Write out every line below again exactly as it stands, skipping each image.

Interface dataset entries

--- START ---

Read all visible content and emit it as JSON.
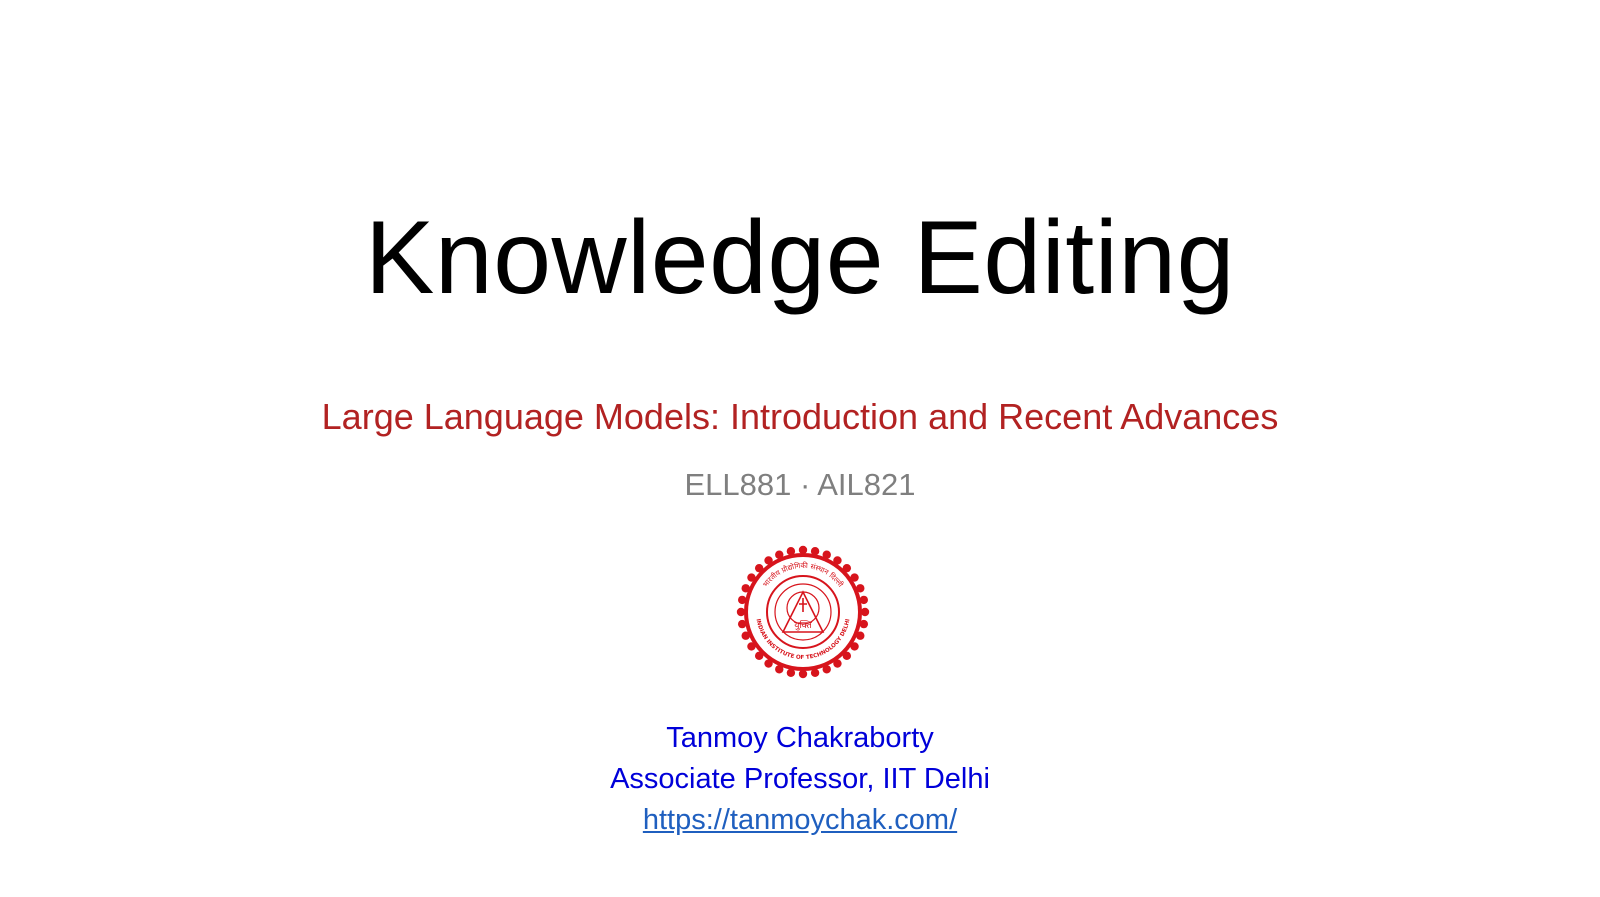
{
  "slide": {
    "title": "Knowledge Editing",
    "subtitle": "Large Language Models: Introduction and Recent Advances",
    "course_code": "ELL881 · AIL821",
    "author": {
      "name": "Tanmoy Chakraborty",
      "position": "Associate Professor, IIT Delhi",
      "website": "https://tanmoychak.com/"
    },
    "logo": {
      "icon": "iit-delhi-seal-icon",
      "ring_text_top": "भारतीय प्रौद्योगिकी संस्थान दिल्ली",
      "ring_text_bottom": "INDIAN INSTITUTE OF TECHNOLOGY DELHI",
      "motto": "युक्ति"
    }
  },
  "colors": {
    "background": "#ffffff",
    "title": "#000000",
    "subtitle": "#b22222",
    "course_code": "#7f7f7f",
    "author": "#0000d9",
    "link": "#1f5fbf",
    "logo": "#d7141c"
  }
}
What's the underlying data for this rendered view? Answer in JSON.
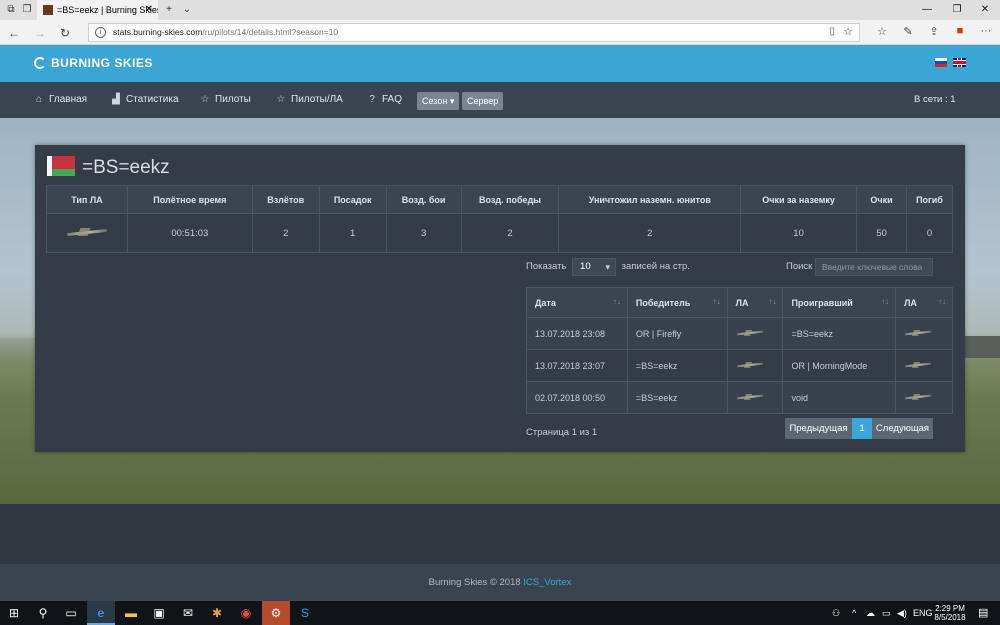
{
  "browser": {
    "tab_title": "=BS=eekz | Burning Skies",
    "url_host": "stats.burning-skies.com",
    "url_path": "/ru/pilots/14/details.html?season=10"
  },
  "site": {
    "brand": "BURNING SKIES",
    "nav": [
      "Главная",
      "Статистика",
      "Пилоты",
      "Пилоты/ЛА",
      "FAQ"
    ],
    "season_button": "Сезон",
    "server_button": "Сервер",
    "online": "В сети : 1"
  },
  "pilot": {
    "name": "=BS=eekz",
    "stats_headers": [
      "Тип ЛА",
      "Полётное время",
      "Взлётов",
      "Посадок",
      "Возд. бои",
      "Возд. победы",
      "Уничтожил наземн. юнитов",
      "Очки за наземку",
      "Очки",
      "Погиб"
    ],
    "stats_row": {
      "flight_time": "00:51:03",
      "takeoffs": "2",
      "landings": "1",
      "air_fights": "3",
      "air_victories": "2",
      "ground_units": "2",
      "ground_points": "10",
      "points": "50",
      "deaths": "0"
    }
  },
  "battles": {
    "show_prefix": "Показать",
    "page_size": "10",
    "show_suffix": "записей на стр.",
    "search_label": "Поиск",
    "search_placeholder": "Введите ключевые слова",
    "headers": [
      "Дата",
      "Победитель",
      "ЛА",
      "Проигравший",
      "ЛА"
    ],
    "rows": [
      {
        "date": "13.07.2018 23:08",
        "winner": "OR | Firefly",
        "loser": "=BS=eekz"
      },
      {
        "date": "13.07.2018 23:07",
        "winner": "=BS=eekz",
        "loser": "OR | MorningMode"
      },
      {
        "date": "02.07.2018 00:50",
        "winner": "=BS=eekz",
        "loser": "void"
      }
    ],
    "page_info": "Страница 1 из 1",
    "prev": "Предыдущая",
    "current_page": "1",
    "next": "Следующая"
  },
  "footer": {
    "text": "Burning Skies © 2018",
    "author_link": "ICS_Vortex"
  },
  "taskbar": {
    "lang": "ENG",
    "time": "2:29 PM",
    "date": "8/5/2018"
  }
}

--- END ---

**Reply**
Read all visible content and emit it as JSON.
{
  "slide": {
    "title": "Knowledge Editing",
    "subtitle": "Large Language Models: Introduction and Recent Advances",
    "course_code": "ELL881 · AIL821",
    "author": {
      "name": "Tanmoy Chakraborty",
      "position": "Associate Professor, IIT Delhi",
      "website": "https://tanmoychak.com/"
    },
    "logo": {
      "icon": "iit-delhi-seal-icon",
      "ring_text_top": "भारतीय प्रौद्योगिकी संस्थान दिल्ली",
      "ring_text_bottom": "INDIAN INSTITUTE OF TECHNOLOGY DELHI",
      "motto": "युक्ति"
    }
  },
  "colors": {
    "background": "#ffffff",
    "title": "#000000",
    "subtitle": "#b22222",
    "course_code": "#7f7f7f",
    "author": "#0000d9",
    "link": "#1f5fbf",
    "logo": "#d7141c"
  }
}
What's the underlying data for this rendered view? Answer in JSON.
{
  "browser": {
    "tab_title": "=BS=eekz | Burning Skies",
    "url_host": "stats.burning-skies.com",
    "url_path": "/ru/pilots/14/details.html?season=10"
  },
  "site": {
    "brand": "BURNING SKIES",
    "nav": [
      "Главная",
      "Статистика",
      "Пилоты",
      "Пилоты/ЛА",
      "FAQ"
    ],
    "season_button": "Сезон",
    "server_button": "Сервер",
    "online": "В сети : 1"
  },
  "pilot": {
    "name": "=BS=eekz",
    "stats_headers": [
      "Тип ЛА",
      "Полётное время",
      "Взлётов",
      "Посадок",
      "Возд. бои",
      "Возд. победы",
      "Уничтожил наземн. юнитов",
      "Очки за наземку",
      "Очки",
      "Погиб"
    ],
    "stats_row": {
      "flight_time": "00:51:03",
      "takeoffs": "2",
      "landings": "1",
      "air_fights": "3",
      "air_victories": "2",
      "ground_units": "2",
      "ground_points": "10",
      "points": "50",
      "deaths": "0"
    }
  },
  "battles": {
    "show_prefix": "Показать",
    "page_size": "10",
    "show_suffix": "записей на стр.",
    "search_label": "Поиск",
    "search_placeholder": "Введите ключевые слова",
    "headers": [
      "Дата",
      "Победитель",
      "ЛА",
      "Проигравший",
      "ЛА"
    ],
    "rows": [
      {
        "date": "13.07.2018 23:08",
        "winner": "OR | Firefly",
        "loser": "=BS=eekz"
      },
      {
        "date": "13.07.2018 23:07",
        "winner": "=BS=eekz",
        "loser": "OR | MorningMode"
      },
      {
        "date": "02.07.2018 00:50",
        "winner": "=BS=eekz",
        "loser": "void"
      }
    ],
    "page_info": "Страница 1 из 1",
    "prev": "Предыдущая",
    "current_page": "1",
    "next": "Следующая"
  },
  "footer": {
    "text": "Burning Skies © 2018",
    "author_link": "ICS_Vortex"
  },
  "taskbar": {
    "lang": "ENG",
    "time": "2:29 PM",
    "date": "8/5/2018"
  }
}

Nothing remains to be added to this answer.